Fraudulent Contractor Creates Home Remodeling Nightmare
It wasn't that long ago, when I heard a story about a
fraudulent contractor who created a home remodeling nightmare for his
customer. When I'm talking about a fraudulent contractor, I would like
to point something out here, this person was not a licensed contractor
and this was only half of the problem.
You don't need to be a licensed contractor to be a moral and decent person. I have met plenty of people who work in the construction business who aren't licensed contractors and do side jobs to make extra money and they have no desire to ever become contractors or rip anyone off.

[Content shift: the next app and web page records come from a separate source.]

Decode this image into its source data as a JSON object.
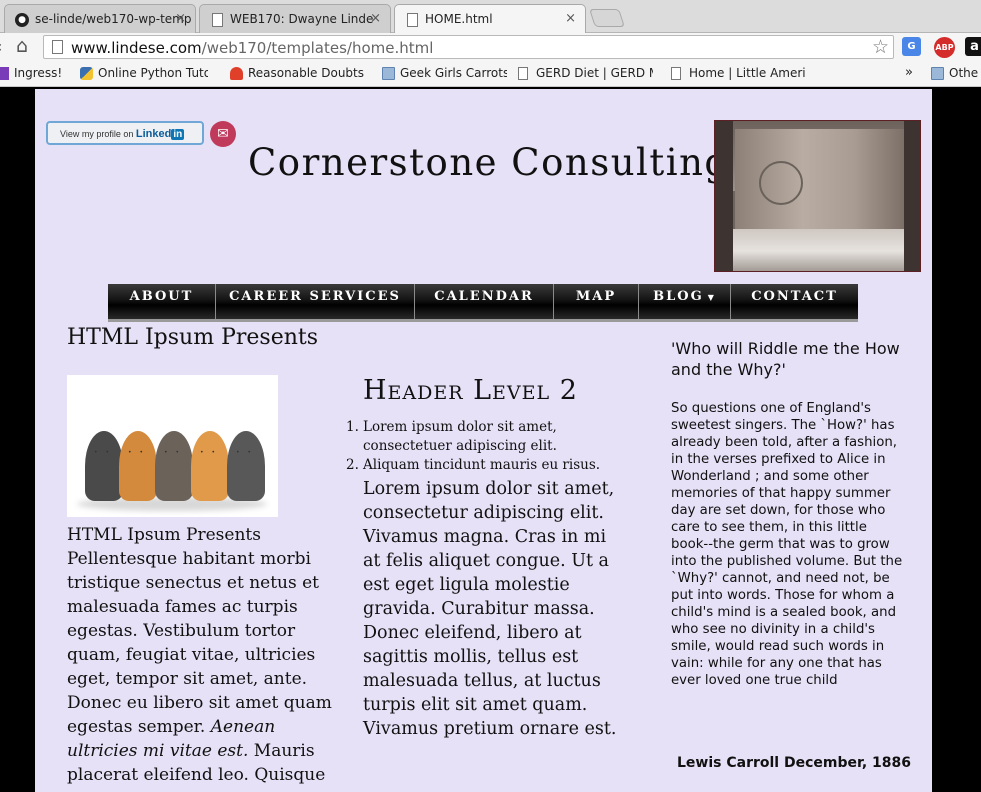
{
  "browser": {
    "tabs": [
      {
        "label": "se-linde/web170-wp-temp",
        "icon": "github-icon",
        "active": false
      },
      {
        "label": "WEB170: Dwayne Linde",
        "icon": "document-icon",
        "active": false
      },
      {
        "label": "HOME.html",
        "icon": "document-icon",
        "active": true
      }
    ],
    "close_glyph": "×",
    "url_host": "www.lindese.com",
    "url_path": "/web170/templates/home.html",
    "extensions": [
      "G",
      "ABP",
      "a"
    ],
    "bookmarks": [
      {
        "label": "Ingress!",
        "icon": "grid-icon"
      },
      {
        "label": "Online Python Tutor",
        "icon": "python-icon"
      },
      {
        "label": "Reasonable Doubts P",
        "icon": "podcast-icon"
      },
      {
        "label": "Geek Girls Carrots",
        "icon": "folder-icon"
      },
      {
        "label": "GERD Diet | GERD M",
        "icon": "document-icon"
      },
      {
        "label": "Home | Little Americ",
        "icon": "document-icon"
      }
    ],
    "bookmarks_overflow": "»",
    "other_bookmarks": "Othe"
  },
  "header": {
    "linkedin_prefix": "View my profile on",
    "linkedin_brand": "Linked",
    "linkedin_in": "in",
    "site_title": "Cornerstone Consulting"
  },
  "nav": {
    "items": [
      {
        "label": "ABOUT",
        "has_dropdown": false
      },
      {
        "label": "CAREER SERVICES",
        "has_dropdown": false
      },
      {
        "label": "CALENDAR",
        "has_dropdown": false
      },
      {
        "label": "MAP",
        "has_dropdown": false
      },
      {
        "label": "BLOG",
        "has_dropdown": true
      },
      {
        "label": "CONTACT",
        "has_dropdown": false
      }
    ]
  },
  "left_column": {
    "title": "HTML Ipsum Presents",
    "body_intro": "HTML Ipsum Presents Pellentesque habitant morbi tristique senectus et netus et malesuada fames ac turpis egestas. Vestibulum tortor quam, feugiat vitae, ultricies eget, tempor sit amet, ante. Donec eu libero sit amet quam egestas semper.",
    "body_italic": "Aenean ultricies mi vitae est.",
    "body_tail": "Mauris placerat eleifend leo. Quisque"
  },
  "middle_column": {
    "heading": "Header Level 2",
    "list": [
      "Lorem ipsum dolor sit amet, consectetuer adipiscing elit.",
      "Aliquam tincidunt mauris eu risus."
    ],
    "paragraph": "Lorem ipsum dolor sit amet, consectetur adipiscing elit. Vivamus magna. Cras in mi at felis aliquet congue. Ut a est eget ligula molestie gravida. Curabitur massa. Donec eleifend, libero at sagittis mollis, tellus est malesuada tellus, at luctus turpis elit sit amet quam. Vivamus pretium ornare est."
  },
  "right_column": {
    "quote_title": "'Who will Riddle me the How and the Why?'",
    "quote_body": "So questions one of England's sweetest singers. The `How?' has already been told, after a fashion, in the verses prefixed to Alice in Wonderland ; and some other memories of that happy summer day are set down, for those who care to see them, in this little book--the germ that was to grow into the published volume. But the `Why?' cannot, and need not, be put into words. Those for whom a child's mind is a sealed book, and who see no divinity in a child's smile, would read such words in vain: while for any one that has ever loved one true child",
    "attribution": "Lewis Carroll December, 1886"
  }
}
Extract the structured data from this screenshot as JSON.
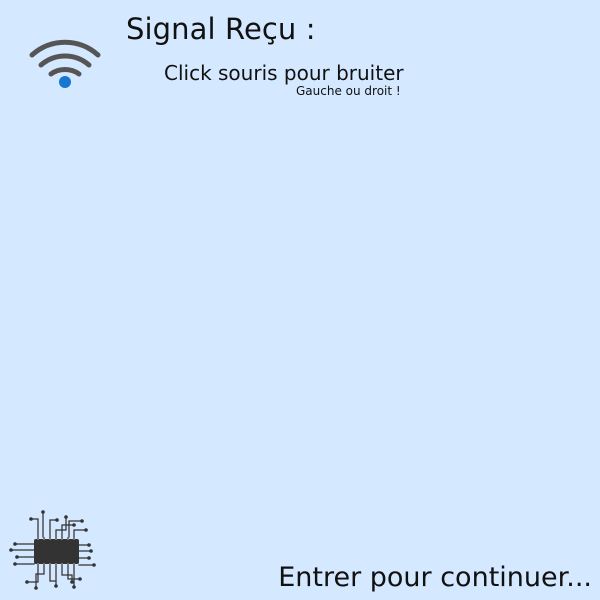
{
  "screen": {
    "title": "Signal Reçu :",
    "instruction": "Click souris pour bruiter",
    "button_hint": "Gauche ou droit !",
    "continue_prompt": "Entrer pour continuer..."
  },
  "icons": {
    "signal": "wifi-icon",
    "device": "chip-icon"
  },
  "colors": {
    "background": "#d4e8ff",
    "text": "#111111",
    "wifi_waves": "#555555",
    "wifi_dot": "#1677d2",
    "chip": "#333333"
  }
}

This fraudulent contractor of course misled his clients in more than one way. First he told the homeowners that he was a licensed contractor and had been working for over 25 years remodeling kitchens. He told the homeowners everything that they wanted to hear, except for the down payment that he was requesting.
He made everything sound legitimate, including his reasons for why he needed half of the money upfront. He told them that he had a couple of other jobs going and was short on funds at the time. If the homeowners gave him enough money upfront, he could order the cabinets and other materials that were necessary to complete the kitchen remodel.
Needless to say, you never give anyone that much money upfront. It's illegal and licensed contractors are only allowed to ask for 10% of the job or a maximum of $1000, upon signing the contract. There are other methods that can be used, if you're contractor needs money to order materials, you could always pay for the materials and make sure that they are only delivered, only to your property.
This isn't what happened, and the homeowners ended up in the middle of a remodeling nightmare. The fraudulent contractor did eventually finish the job, but it didn't look anything like he had promised the homeowners.
This isn't the first time that something like this happened and if you're a homeowner, I would recommend that you check your contractors out. If the state that you live in has a contractors licensing board, you can contact them by phone or over the Internet, to make sure that you're contractor is actually a contractor.
Don't let something like this happen to you.